Sometimes there is a tradition that the church is on the site of a stone circle and the situation on a mound and circular churchyard tend to confirm this. If a stone circle is “dowsed” for water, sure enough it is very frequently discovered….it is therefore not surprising to find the same thing where a Christian church has adopted the dame site. Where the church has been re-sited in Norman times, as in my own village, (Askham), there is a nearby mound which had on it a little chapel and on the side of it emerges a spring. When I visit a new church with earlier Saxon links I can often be shown a now overgrown and forgotten well site or spring. An interesting instance of this exists at Aldingham, where the original church was washed away in 1397 by the River Eden changing course.
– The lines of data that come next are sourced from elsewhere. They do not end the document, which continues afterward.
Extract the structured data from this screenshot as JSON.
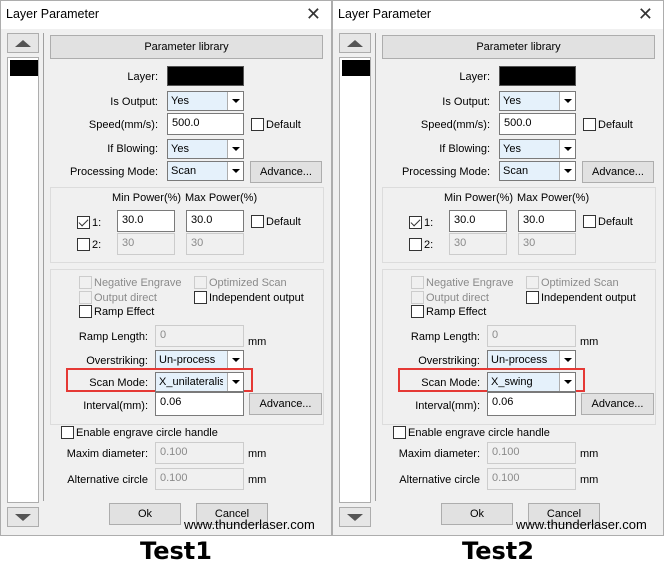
{
  "panels": [
    {
      "title": "Layer Parameter",
      "parameter_library": "Parameter library",
      "layer_label": "Layer:",
      "layer_color": "#000000",
      "is_output": {
        "label": "Is Output:",
        "value": "Yes"
      },
      "speed": {
        "label": "Speed(mm/s):",
        "value": "500.0",
        "default_label": "Default",
        "default_checked": false
      },
      "if_blowing": {
        "label": "If Blowing:",
        "value": "Yes"
      },
      "processing_mode": {
        "label": "Processing Mode:",
        "value": "Scan",
        "advance_label": "Advance..."
      },
      "power": {
        "min_header": "Min Power(%)",
        "max_header": "Max Power(%)",
        "default_label": "Default",
        "rows": [
          {
            "label": "1:",
            "checked": true,
            "min": "30.0",
            "max": "30.0",
            "enabled": true
          },
          {
            "label": "2:",
            "checked": false,
            "min": "30",
            "max": "30",
            "enabled": false
          }
        ]
      },
      "options": {
        "negative_engrave": "Negative Engrave",
        "optimized_scan": "Optimized Scan",
        "output_direct": "Output direct",
        "independent_output": "Independent output",
        "ramp_effect": "Ramp Effect"
      },
      "ramp_length": {
        "label": "Ramp Length:",
        "value": "0",
        "unit": "mm"
      },
      "overstriking": {
        "label": "Overstriking:",
        "value": "Un-process"
      },
      "scan_mode": {
        "label": "Scan Mode:",
        "value": "X_unilateralism"
      },
      "interval": {
        "label": "Interval(mm):",
        "value": "0.06",
        "advance_label": "Advance..."
      },
      "circle": {
        "enable_label": "Enable engrave circle handle",
        "max_diameter": {
          "label": "Maxim diameter:",
          "value": "0.100",
          "unit": "mm"
        },
        "alternative": {
          "label": "Alternative circle",
          "value": "0.100",
          "unit": "mm"
        }
      },
      "ok_label": "Ok",
      "cancel_label": "Cancel",
      "watermark": "www.thunderlaser.com",
      "caption": "Test1"
    },
    {
      "title": "Layer Parameter",
      "parameter_library": "Parameter library",
      "layer_label": "Layer:",
      "layer_color": "#000000",
      "is_output": {
        "label": "Is Output:",
        "value": "Yes"
      },
      "speed": {
        "label": "Speed(mm/s):",
        "value": "500.0",
        "default_label": "Default",
        "default_checked": false
      },
      "if_blowing": {
        "label": "If Blowing:",
        "value": "Yes"
      },
      "processing_mode": {
        "label": "Processing Mode:",
        "value": "Scan",
        "advance_label": "Advance..."
      },
      "power": {
        "min_header": "Min Power(%)",
        "max_header": "Max Power(%)",
        "default_label": "Default",
        "rows": [
          {
            "label": "1:",
            "checked": true,
            "min": "30.0",
            "max": "30.0",
            "enabled": true
          },
          {
            "label": "2:",
            "checked": false,
            "min": "30",
            "max": "30",
            "enabled": false
          }
        ]
      },
      "options": {
        "negative_engrave": "Negative Engrave",
        "optimized_scan": "Optimized Scan",
        "output_direct": "Output direct",
        "independent_output": "Independent output",
        "ramp_effect": "Ramp Effect"
      },
      "ramp_length": {
        "label": "Ramp Length:",
        "value": "0",
        "unit": "mm"
      },
      "overstriking": {
        "label": "Overstriking:",
        "value": "Un-process"
      },
      "scan_mode": {
        "label": "Scan Mode:",
        "value": "X_swing"
      },
      "interval": {
        "label": "Interval(mm):",
        "value": "0.06",
        "advance_label": "Advance..."
      },
      "circle": {
        "enable_label": "Enable engrave circle handle",
        "max_diameter": {
          "label": "Maxim diameter:",
          "value": "0.100",
          "unit": "mm"
        },
        "alternative": {
          "label": "Alternative circle",
          "value": "0.100",
          "unit": "mm"
        }
      },
      "ok_label": "Ok",
      "cancel_label": "Cancel",
      "watermark": "www.thunderlaser.com",
      "caption": "Test2"
    }
  ],
  "colors": {
    "highlight": "#e53935",
    "combo_bg": "#e5f1fb",
    "dialog_bg": "#f0f0f0"
  }
}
The holy well (St Michael’s) is now on the other side of the river. Not far away is a Morgan’s well. Clearly an unchristianised one!
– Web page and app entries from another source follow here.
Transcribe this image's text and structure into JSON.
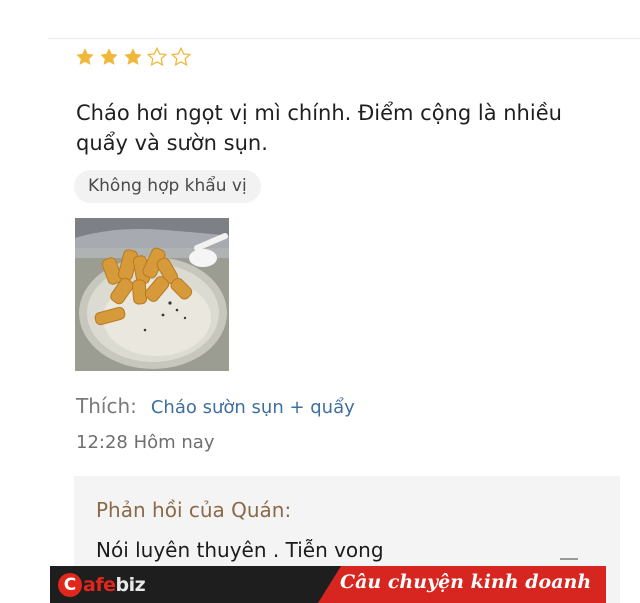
{
  "review": {
    "rating": 3,
    "rating_max": 5,
    "star_color": "#f0b83a",
    "text_line1": "Cháo hơi ngọt vị mì chính. Điểm cộng là nhiều",
    "text_line2": "quẩy và sườn sụn.",
    "tag": "Không hợp khẩu vị",
    "like_label": "Thích:",
    "like_item": "Cháo sườn sụn + quẩy",
    "timestamp": "12:28 Hôm nay"
  },
  "reply": {
    "title": "Phản hồi của Quán:",
    "text": "Nói luyên thuyên . Tiễn vong"
  },
  "footer": {
    "brand_c": "C",
    "brand_a": "afe",
    "brand_b": "biz",
    "slogan": "Câu chuyện kinh doanh",
    "brand_color": "#e1261c"
  }
}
It would be interesting to dowse other old churches. I feel sure their frequent damp conditions could in many cases be put down to the water worship of long forgotten ancestral pagans, and in this area at any rate, that the church occupies a pagan site, maybe a stone circle.
Hope (1893) gives details of many of the wells I have visited (he records 26 in Cumberland – M.V.) and I know of quite a number of others that are not in his list. The “waking” of the wells was carried out until about 100 years ago;
“The wells of rocky Cumberland
Have each a saint or patron
Who holds an annual festival
The joy of maid and matron.
And on this day as erst they wont
The youths and maids repair
To certain wells on certain days
And hold a revel there.“
This “revel” was known as Shaking Bottle Sunday. Traditionally the holy water was mixed and shaken with liquorice – and maybe conveniently acted as a purgative after the winter. At one village (Satterthwaite) votive offerings were hung on an old oak. Significantly, the name is probably Sattra (Pagan) and thwaite (clearing).
We have upwards of 100 holy wells in Cumbria and I agree it is a great pity to find that too often they are overgrown and derelict, though one I recently visited had been cleared….’
(The significance of holy wells to their surrounding topography is a question which still requires much research. It is always intriguing to notice their relationship to the local church, and any other nearby ancient monuments. Other readers’ comments are welcomed. The next letter continues this theme – M.V.).
From; Alan Cleaver, High Wycombe, Buckinghamshire.
‘In hunting for High Wycombe’s holy well it was noted that its location was almost certainly next to a Roman villa. I then re-read Source (First Series) issue1 and realised how many holy wells are near a Roman villa or site (e.g. Holwell near Cranborne, and Fifehead Neville well). It is easy to overlook the significance of Roman or later remains near holy well sites, but the Romans may have purposefully built close to springs treated with respect by the locals. On any reports of holy wells it would be useful to know what has been near the well over the centuries.’
(The healing springs at Bath and Buxton, amongst others, were devoted to Roman water deities. Eric Wood, Collins’ Field Guide to Archaeology, notes; ‘The many St Helen’s wells in Yorkshire arises from a confusion between the Christian Helen, mother of Constantine, and Elen, a Celtic goddess of armies and roads; many of her wells, such as that at Thorp Arch, were on Roman roads….’ An altar of the Twentieth Legion, dedicated to ‘the Nymphs and Fountains’ was found in a field at Great Boughton, Chester, with ‘abundant springs of fine water’ close by, in 1821. The remains of some sacred building were also uncovered [The Gentleman’s Magazine, 1823], The extent to which the Romans made existing native water shrines their own is definitely worthy of research – M.V.) .